Each spring, Tom Newcomb, president of Corporate Dining Inc., an Ohio-based foodservice consulting firm, takes part in a trip that brings 30 to 35 high school students to Honduras to help build homes for an orphanage. Newcomb told FSD about how these trips have impacted his outlook on what is really important in life.
“Ten years ago, my daughters’ high school started taking service trips to central Honduras, where their school had connected with this organization called Sociedad Amigos de los Niños [which, according to its website, provides shelter and safety for Honduras’ vulnerable children]. My eldest daughter first went as a junior. Since then, all of my family has gone, most of them twice. I’m headed back on my fifth trip this spring break.
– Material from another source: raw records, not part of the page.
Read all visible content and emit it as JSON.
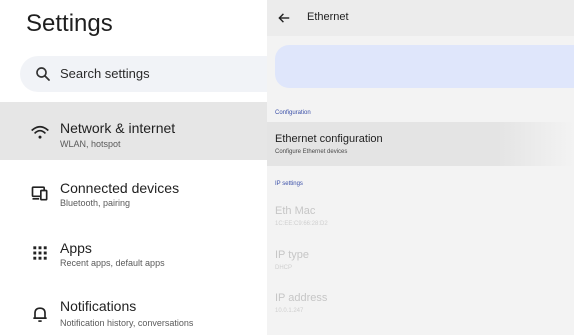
{
  "settings": {
    "title": "Settings",
    "search": {
      "placeholder": "Search settings",
      "icon": "search-icon"
    },
    "items": [
      {
        "title": "Network & internet",
        "subtitle": "WLAN, hotspot",
        "icon": "wifi-icon",
        "active": true
      },
      {
        "title": "Connected devices",
        "subtitle": "Bluetooth, pairing",
        "icon": "devices-icon",
        "active": false
      },
      {
        "title": "Apps",
        "subtitle": "Recent apps, default apps",
        "icon": "apps-grid-icon",
        "active": false
      },
      {
        "title": "Notifications",
        "subtitle": "Notification history, conversations",
        "icon": "bell-icon",
        "active": false
      }
    ]
  },
  "ethernet": {
    "header_title": "Ethernet",
    "back_icon": "back-arrow-icon",
    "sections": {
      "configuration": "Configuration",
      "ip_settings": "IP settings"
    },
    "config_row": {
      "title": "Ethernet configuration",
      "subtitle": "Configure Ethernet devices"
    },
    "fields": [
      {
        "title": "Eth Mac",
        "value": "1C:EE:C9:66:28:D2"
      },
      {
        "title": "IP type",
        "value": "DHCP"
      },
      {
        "title": "IP address",
        "value": "10.0.1.247"
      }
    ]
  },
  "colors": {
    "accent": "#3a4fa8",
    "banner": "#dfe6fb",
    "selected": "#e6e6e6"
  }
}
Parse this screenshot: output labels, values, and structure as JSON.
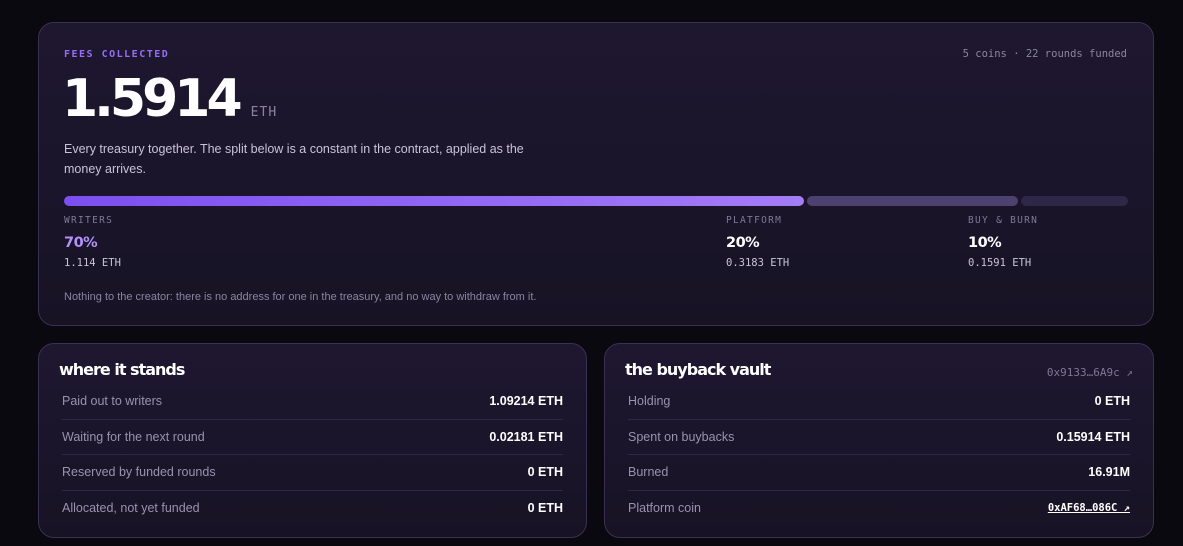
{
  "fees": {
    "eyebrow": "FEES COLLECTED",
    "meta": "5 coins · 22 rounds funded",
    "total": "1.5914",
    "unit": "ETH",
    "description": "Every treasury together. The split below is a constant in the contract, applied as the money arrives.",
    "split": [
      {
        "label": "WRITERS",
        "percent": "70%",
        "eth": "1.114 ETH",
        "share": 0.7,
        "color": "#8b5cf6"
      },
      {
        "label": "PLATFORM",
        "percent": "20%",
        "eth": "0.3183 ETH",
        "share": 0.2,
        "color": "#4d4170"
      },
      {
        "label": "BUY & BURN",
        "percent": "10%",
        "eth": "0.1591 ETH",
        "share": 0.1,
        "color": "#2e2747"
      }
    ],
    "footnote": "Nothing to the creator: there is no address for one in the treasury, and no way to withdraw from it."
  },
  "stands": {
    "title": "where it stands",
    "rows": [
      {
        "label": "Paid out to writers",
        "value": "1.09214 ETH"
      },
      {
        "label": "Waiting for the next round",
        "value": "0.02181 ETH"
      },
      {
        "label": "Reserved by funded rounds",
        "value": "0 ETH"
      },
      {
        "label": "Allocated, not yet funded",
        "value": "0 ETH"
      }
    ]
  },
  "vault": {
    "title": "the buyback vault",
    "address": "0x9133…6A9c ↗",
    "rows": [
      {
        "label": "Holding",
        "value": "0 ETH"
      },
      {
        "label": "Spent on buybacks",
        "value": "0.15914 ETH"
      },
      {
        "label": "Burned",
        "value": "16.91M"
      },
      {
        "label": "Platform coin",
        "value": "0xAF68…086C ↗"
      }
    ]
  }
}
This particular service trip is based around construction. We build houses for the organization’s orphanage, Nuevo Paraíso. The kids at the orphanage are set up in about 10 or 12 houses. Each house at the orphanage houses about 10 kids, from infants to 15- or 16-year-old girls and 12- or 13-year-old boys. The houses are in pretty rough shape. Each year they tear one down, and we build a new one. It’s construction work from the day we get there to the day we leave. It’s a 10-day trip. We put the kids into work groups and we build foundations, paint buildings, mix cement, build systems—whatever is available to do. We do as much as we can in that 10-day period. We take about 30 to 35 students and 10 adults.
One year our group funded a new hogar or house for the children. It was a several-year process. Over time, our students dug the foundation holes and poured the foundation for the entire house. A year later they watched the first children move in. It was a moment that made all of our hearts feel we had done the right thing.
I got off the bus on my third visit and a fourth-grader, Darci, came up to me and asked [in Spanish] if my two daughters, Corey and Hannah, were with me that year. That, a year later, he had remembered their names, told me how important the high school students’ presence is in the lives of the children.
It’s a great experience for our students. I tell all the parents to take a good look at the kids when the go because they are a little bit different when they get back. They are more grown-up, and they’ve seen a little bit more of the world. When they return they have a different view of life and the value of material things. To watch how hard our kids work and how connected they get to the kids at the orphanage is incredible.
I think from a personal standpoint, I get really connected to the kids at the orphanage, especially the young ones. Those are kids that we can help. They didn’t ask for their situation. I walk away with more than I left behind. It’s nice because someone puts a shovel in my hand and then for 10 days no one asks me for anything. There are no cell phones or email, and most of the time there is no power. It’s a great sense of peace. You just really walk away saying, ‘I really helped here.’”